Happy Monday, everyone. Bill Connelly wrote about the spread offense era, and just how efficient college passing has become.
Those mismatches, combined with better route combinations and a larger variety of receiving targets, have resulted in dramatically more efficient passing:
Top 50 quarterbacks in 1989: 132.6 passer rating, 57% completion rate, 13.7 yards per completion, 4.0% interception rate
Top 50 quarterbacks in 1999: 136.8 passer rating, 59% completion rate, 13.3 yards per completion, 3.2% interception rate
Top 50 quarterbacks in 2009: 147.9 passer rating, 64% completion rate, 12.6 yards per completion, 2.6% interception rate
Top 50 quarterbacks in 2019: 154.1 passer rating, 65% completion rate, 13.0 yards per completion, 2.0% interception rate
For some additional context: that 154.1 average rating among the top 50 QBs would have ranked fifth nationally 20 years ago. Colt Brennan set a record with a 186 passer rating playing against nobody in 2006, and that mark has been topped six times by Power Five QBs just in the past four seasons. The best pre-2010 mark by a major conference passer was Sam Bradford’s 180.8 back in 2008, and that mark is now only 18th all-time. The era of smothering the best offenses is over, folks.
Unless, that is, you can get pressure from your front four without having to blitz.
20. MINNESOTA VIKINGS — DI CHRISTIAN BARMORE, ALABAMA
There’s a good chance Barmore ends up even higher than this. We barely got to see him until Alabam’s final five games of last year, and then he averaged three pressures a game over that span. On 269 snaps, Barmore earned an 87.8 overall grade for the season.
This is the first mock I have seen that mentioned Barmore. He showed some serious flashes last season, and has to be the most likely candidate to break out in Quinnen Williams fashion. If Barmore and LaBryan Ray can provide increased interior push and at least one of the elite freshman pass rushers shows out, this defense can be great. Ishmael Sopsher, Byron Young and Justin Eboigbe all have a season under their belts, which should help DL depth immensely, and there is another potential veteran breakout candidate on the edge:
Anfernee Jennings, JACK — King Mwikuta
Mwikuta is a player that generated some buzz toward the end of the season. A true freshman in 2019, he played in 10 games as a reserve at outside linebacker and a contributor on special teams. With Alabama losing both of its starters at Jack and Sam linebacker, some of the team’s young guys will need to step up, and according to Jennings, Mwikuta is one to watch.
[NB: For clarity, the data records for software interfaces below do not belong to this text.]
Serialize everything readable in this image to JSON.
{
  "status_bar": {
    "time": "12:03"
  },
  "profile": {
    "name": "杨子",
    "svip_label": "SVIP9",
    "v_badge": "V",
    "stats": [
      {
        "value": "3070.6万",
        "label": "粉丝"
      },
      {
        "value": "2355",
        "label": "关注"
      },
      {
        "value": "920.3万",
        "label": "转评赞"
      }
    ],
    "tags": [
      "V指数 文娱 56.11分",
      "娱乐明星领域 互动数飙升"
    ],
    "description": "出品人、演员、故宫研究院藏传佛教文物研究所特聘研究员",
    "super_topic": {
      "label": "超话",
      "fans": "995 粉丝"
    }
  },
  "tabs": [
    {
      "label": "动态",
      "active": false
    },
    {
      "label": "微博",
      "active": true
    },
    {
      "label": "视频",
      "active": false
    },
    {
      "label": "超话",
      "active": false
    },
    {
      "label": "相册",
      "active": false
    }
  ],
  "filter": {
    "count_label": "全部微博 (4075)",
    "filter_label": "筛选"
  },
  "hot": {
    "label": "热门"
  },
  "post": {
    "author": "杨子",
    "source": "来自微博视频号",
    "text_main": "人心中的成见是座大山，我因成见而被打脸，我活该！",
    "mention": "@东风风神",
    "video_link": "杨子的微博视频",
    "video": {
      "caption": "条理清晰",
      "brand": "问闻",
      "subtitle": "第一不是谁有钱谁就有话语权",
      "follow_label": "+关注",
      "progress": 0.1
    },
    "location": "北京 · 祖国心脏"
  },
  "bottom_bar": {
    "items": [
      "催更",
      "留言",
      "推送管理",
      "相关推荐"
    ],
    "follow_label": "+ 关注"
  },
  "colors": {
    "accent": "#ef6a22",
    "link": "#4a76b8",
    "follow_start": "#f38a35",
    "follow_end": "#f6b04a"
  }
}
“King’s definitely somebody to watch out for,” Jennings said. “He’s just a hardworking kid, smart and just freakish athletic. Just be on the lookout for him. He loves the game.”
Mwikuta and Christopher Allen will have the first crack at the OLB jobs, but there are plenty of very talented young guys who will be hard to keep off the field. Hopefully it all pays dividends.
Last, SEC Network put out the SEC win projections and asks who you believe to be too high and too low:
Who's too high?— SEC Network (@SECNetwork) May 2, 2020
Who's too low?
ESPN FPI's 2020 projected win totals ⤵️ pic.twitter.com/CSm6Fysble
Tell us in the comments. Note that Tennessee is still at only 6.3 despite all of the recent recruiting buzz. It’s important to note that, while ranking first in the conference in May is nice, they still have only five blue chips committed against 11 three-stars. When all is said and done, they won’t be better than fourth in the conference with that ratio. Still an improvement, of course.
That’s about it for today. Have a great week.